Across the entries below, how many lines contain the word "icon"? Give the number alone.

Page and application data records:
_ _ _ _
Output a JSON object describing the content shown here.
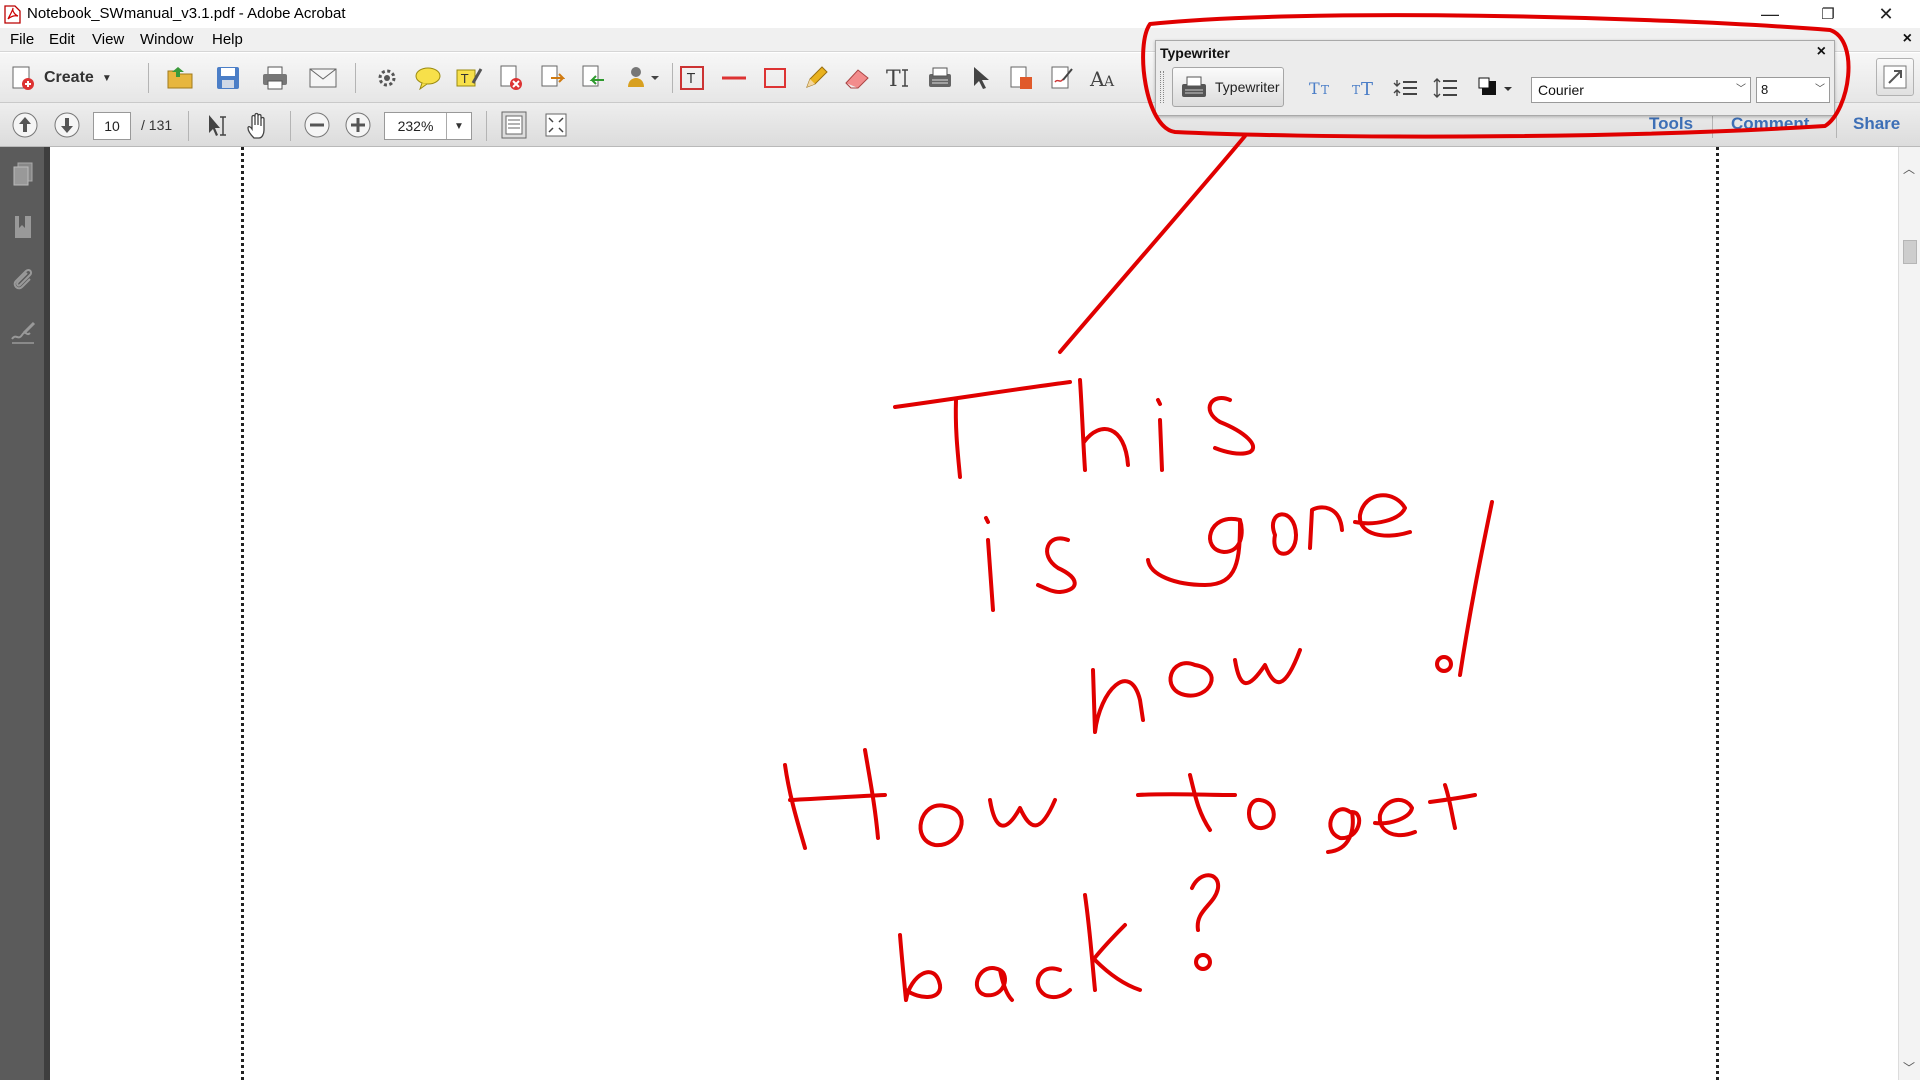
{
  "window": {
    "title": "Notebook_SWmanual_v3.1.pdf - Adobe Acrobat",
    "minimize_glyph": "—",
    "restore_glyph": "❐",
    "close_glyph": "✕"
  },
  "menu": {
    "items": [
      "File",
      "Edit",
      "View",
      "Window",
      "Help"
    ],
    "close_glyph": "×"
  },
  "toolbar": {
    "create_label": "Create",
    "page_current": "10",
    "page_total": "/ 131",
    "zoom": "232%",
    "links": [
      "Tools",
      "Comment",
      "Share"
    ]
  },
  "typewriter_panel": {
    "title": "Typewriter",
    "close_glyph": "×",
    "button_label": "Typewriter",
    "font": "Courier",
    "size": "8"
  },
  "annotation": {
    "handwriting": [
      "This",
      "is gone",
      "now!",
      "How to get",
      "back?"
    ],
    "color": "#e00000"
  },
  "colors": {
    "link": "#3d6fb6",
    "leftnav": "#5b5b5b"
  }
}
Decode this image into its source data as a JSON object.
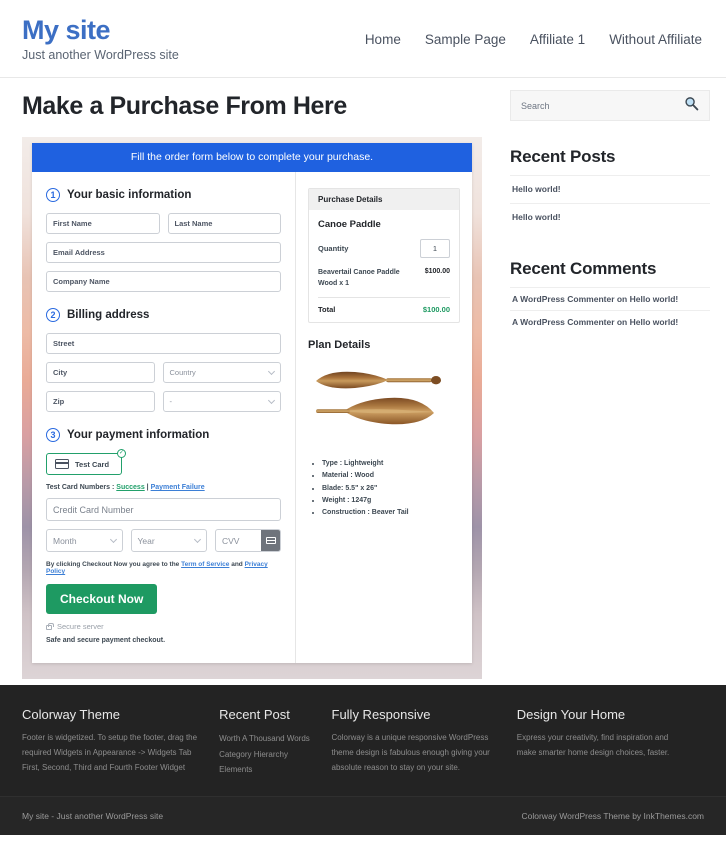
{
  "header": {
    "site_title": "My site",
    "tagline": "Just another WordPress site",
    "nav": [
      {
        "label": "Home"
      },
      {
        "label": "Sample Page"
      },
      {
        "label": "Affiliate 1"
      },
      {
        "label": "Without Affiliate"
      }
    ]
  },
  "main": {
    "page_title": "Make a Purchase From Here",
    "order_banner": "Fill the order form below to complete your purchase.",
    "sections": {
      "basic": {
        "number": "1",
        "title": "Your basic information",
        "first_name_placeholder": "First Name",
        "last_name_placeholder": "Last Name",
        "email_placeholder": "Email Address",
        "company_placeholder": "Company Name"
      },
      "billing": {
        "number": "2",
        "title": "Billing address",
        "street_placeholder": "Street",
        "city_placeholder": "City",
        "country_placeholder": "Country",
        "zip_placeholder": "Zip",
        "state_placeholder": "-"
      },
      "payment": {
        "number": "3",
        "title": "Your payment information",
        "card_option_label": "Test Card",
        "test_numbers_label": "Test Card Numbers :",
        "success_link": "Success",
        "separator": "|",
        "failure_link": "Payment Failure",
        "card_number_placeholder": "Credit Card Number",
        "month_placeholder": "Month",
        "year_placeholder": "Year",
        "cvv_placeholder": "CVV",
        "tos_prefix": "By clicking Checkout Now you agree to the",
        "tos_link": "Term of Service",
        "tos_and": "and",
        "privacy_link": "Privacy Policy",
        "checkout_label": "Checkout Now",
        "secure_server": "Secure server",
        "safe_note": "Safe and secure payment checkout."
      }
    },
    "purchase_details": {
      "heading": "Purchase Details",
      "product": "Canoe Paddle",
      "quantity_label": "Quantity",
      "quantity_value": "1",
      "line_item": "Beavertail Canoe Paddle Wood x 1",
      "line_amount": "$100.00",
      "total_label": "Total",
      "total_amount": "$100.00"
    },
    "plan_details": {
      "heading": "Plan Details",
      "specs": [
        "Type : Lightweight",
        "Material : Wood",
        "Blade: 5.5\" x 26\"",
        "Weight : 1247g",
        "Construction : Beaver Tail"
      ]
    }
  },
  "sidebar": {
    "search_placeholder": "Search",
    "recent_posts_title": "Recent Posts",
    "recent_posts": [
      {
        "label": "Hello world!"
      },
      {
        "label": "Hello world!"
      }
    ],
    "recent_comments_title": "Recent Comments",
    "recent_comments": [
      {
        "label": "A WordPress Commenter on Hello world!"
      },
      {
        "label": "A WordPress Commenter on Hello world!"
      }
    ]
  },
  "footer": {
    "columns": [
      {
        "title": "Colorway Theme",
        "text": "Footer is widgetized. To setup the footer, drag the required Widgets in Appearance -> Widgets Tab First, Second, Third and Fourth Footer Widget"
      },
      {
        "title": "Recent Post",
        "items": [
          {
            "label": "Worth A Thousand Words"
          },
          {
            "label": "Category Hierarchy"
          },
          {
            "label": "Elements"
          }
        ]
      },
      {
        "title": "Fully Responsive",
        "text": "Colorway is a unique responsive WordPress theme design is fabulous enough giving your absolute reason to stay on your site."
      },
      {
        "title": "Design Your Home",
        "text": "Express your creativity, find inspiration and make smarter home design choices, faster."
      }
    ],
    "bottom_left": "My site - Just another WordPress site",
    "bottom_right": "Colorway WordPress Theme by InkThemes.com"
  },
  "colors": {
    "brand_blue": "#3c6fc4",
    "banner_blue": "#1f61e0",
    "green": "#1e9a62",
    "footer_dark": "#232323"
  }
}
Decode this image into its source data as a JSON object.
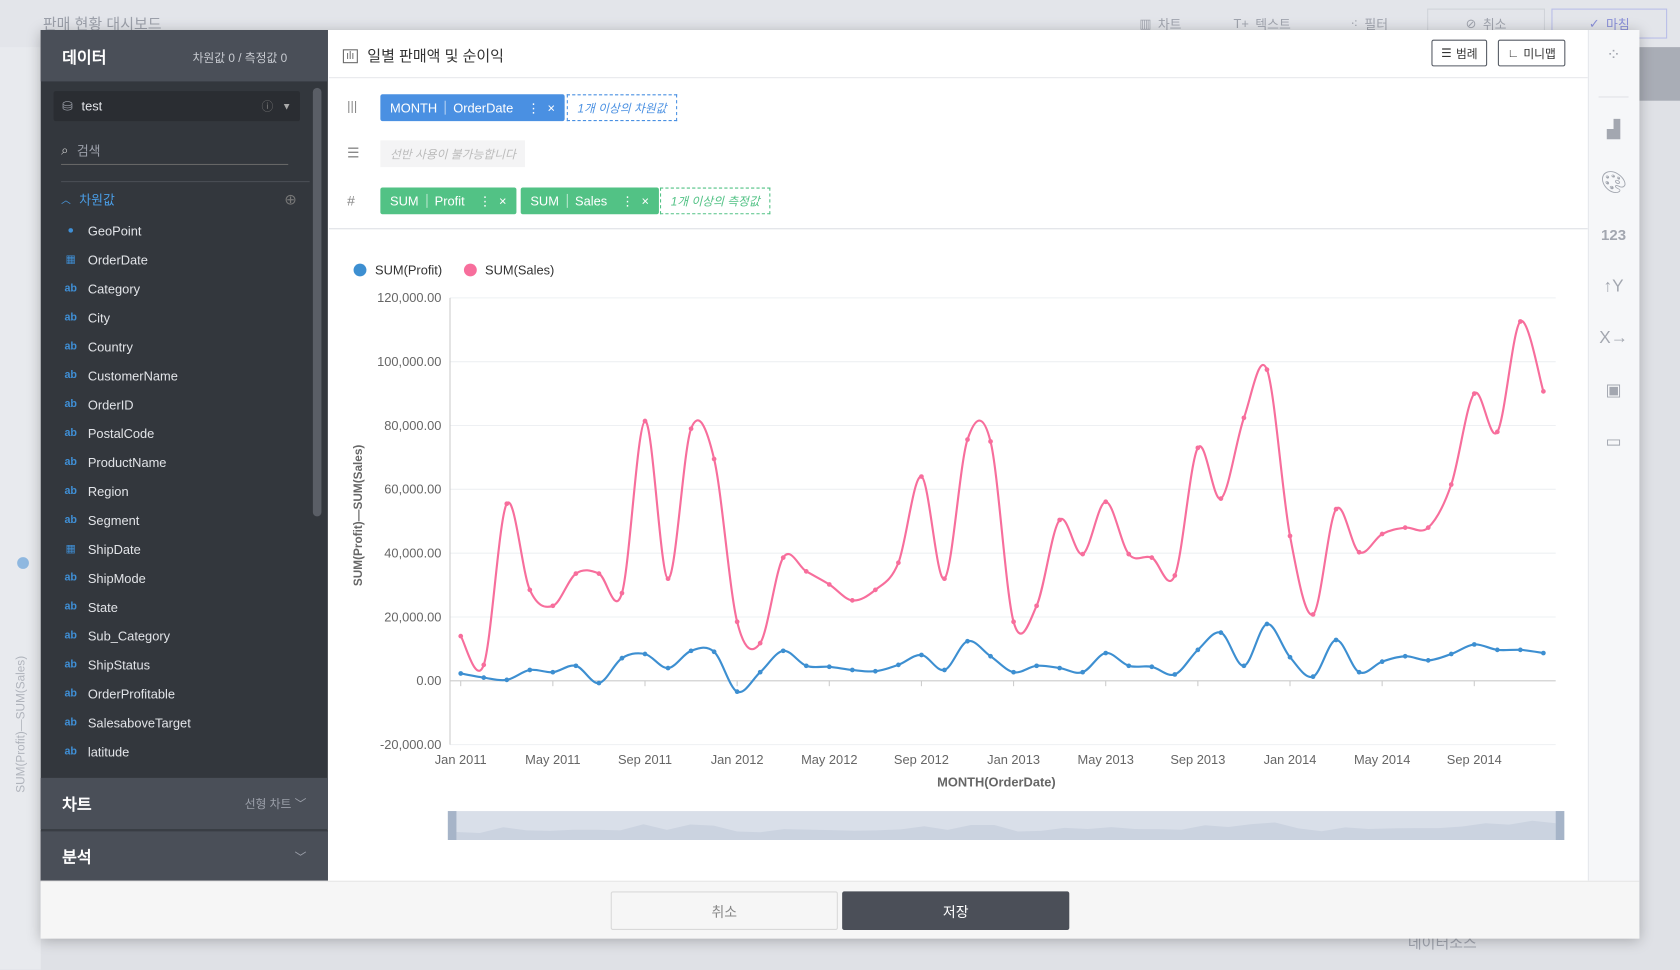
{
  "background": {
    "dashboard_title": "판매 현황 대시보드",
    "toolbar": [
      "차트",
      "텍스트",
      "필터",
      "취소",
      "마침"
    ],
    "datasource_label": "데이터소스",
    "axis_label": "SUM(Profit)—SUM(Sales)"
  },
  "data_panel": {
    "title": "데이터",
    "counts": "차원값 0 / 측정값 0",
    "datasource": "test",
    "search_placeholder": "검색",
    "dimension_header": "차원값",
    "fields": [
      {
        "name": "GeoPoint",
        "type": "geo"
      },
      {
        "name": "OrderDate",
        "type": "date"
      },
      {
        "name": "Category",
        "type": "ab"
      },
      {
        "name": "City",
        "type": "ab"
      },
      {
        "name": "Country",
        "type": "ab"
      },
      {
        "name": "CustomerName",
        "type": "ab"
      },
      {
        "name": "OrderID",
        "type": "ab"
      },
      {
        "name": "PostalCode",
        "type": "ab"
      },
      {
        "name": "ProductName",
        "type": "ab"
      },
      {
        "name": "Region",
        "type": "ab"
      },
      {
        "name": "Segment",
        "type": "ab"
      },
      {
        "name": "ShipDate",
        "type": "date"
      },
      {
        "name": "ShipMode",
        "type": "ab"
      },
      {
        "name": "State",
        "type": "ab"
      },
      {
        "name": "Sub_Category",
        "type": "ab"
      },
      {
        "name": "ShipStatus",
        "type": "ab"
      },
      {
        "name": "OrderProfitable",
        "type": "ab"
      },
      {
        "name": "SalesaboveTarget",
        "type": "ab"
      },
      {
        "name": "latitude",
        "type": "ab"
      }
    ],
    "chart_section": "차트",
    "chart_type": "선형 차트",
    "analysis_section": "분석"
  },
  "header": {
    "title": "일별 판매액 및 순이익",
    "legend_button": "범례",
    "minimap_button": "미니맵"
  },
  "shelves": {
    "columns": [
      {
        "agg": "MONTH",
        "field": "OrderDate"
      }
    ],
    "columns_placeholder": "1개 이상의 차원값",
    "rows_disabled": "선반 사용이 불가능합니다",
    "measures": [
      {
        "agg": "SUM",
        "field": "Profit"
      },
      {
        "agg": "SUM",
        "field": "Sales"
      }
    ],
    "measures_placeholder": "1개 이상의 측정값"
  },
  "colors": {
    "dimension": "#4a90e2",
    "measure": "#52c285",
    "profit": "#3d8fd1",
    "sales": "#f76e9c",
    "dark": "#4b4f58"
  },
  "footer": {
    "cancel": "취소",
    "save": "저장"
  },
  "right_toolbar": [
    "dots-icon",
    "bar-chart-icon",
    "palette-icon",
    "number-format-icon",
    "y-axis-icon",
    "x-axis-icon",
    "text-box-icon",
    "comment-icon"
  ],
  "chart_data": {
    "type": "line",
    "smooth": true,
    "xlabel": "MONTH(OrderDate)",
    "ylabel": "SUM(Profit)—SUM(Sales)",
    "ylim": [
      -20000,
      120000
    ],
    "yticks": [
      "120,000.00",
      "100,000.00",
      "80,000.00",
      "60,000.00",
      "40,000.00",
      "20,000.00",
      "0.00",
      "-20,000.00"
    ],
    "xticks": [
      "Jan 2011",
      "May 2011",
      "Sep 2011",
      "Jan 2012",
      "May 2012",
      "Sep 2012",
      "Jan 2013",
      "May 2013",
      "Sep 2013",
      "Jan 2014",
      "May 2014",
      "Sep 2014"
    ],
    "x_range": [
      "2011-01",
      "2014-12"
    ],
    "legend_position": "top-left",
    "grid": true,
    "minimap": true,
    "series": [
      {
        "name": "SUM(Profit)",
        "color": "#3d8fd1",
        "values": [
          2300,
          1000,
          300,
          3400,
          2700,
          4700,
          -700,
          7100,
          8400,
          4000,
          9400,
          9100,
          -3400,
          2700,
          9400,
          4700,
          4400,
          3400,
          3000,
          5000,
          8100,
          3400,
          12400,
          7700,
          2700,
          4700,
          4000,
          2700,
          8700,
          4700,
          4400,
          2000,
          9700,
          15100,
          4700,
          17800,
          7400,
          1300,
          12800,
          2700,
          6000,
          7700,
          6400,
          8400,
          11400,
          9700,
          9700,
          8700
        ]
      },
      {
        "name": "SUM(Sales)",
        "color": "#f76e9c",
        "values": [
          14000,
          5000,
          55500,
          28500,
          23500,
          33600,
          33600,
          27500,
          81400,
          32000,
          79000,
          69500,
          18500,
          11800,
          38600,
          34300,
          30200,
          25200,
          28500,
          37000,
          64000,
          32000,
          75600,
          75000,
          18500,
          23500,
          50400,
          39700,
          56100,
          39700,
          38600,
          33000,
          73000,
          57100,
          82400,
          97500,
          45400,
          20800,
          53800,
          40300,
          46000,
          48000,
          48000,
          61500,
          90000,
          78000,
          112600,
          90700
        ]
      }
    ]
  }
}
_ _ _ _
> [FINAL ANSWER]: 8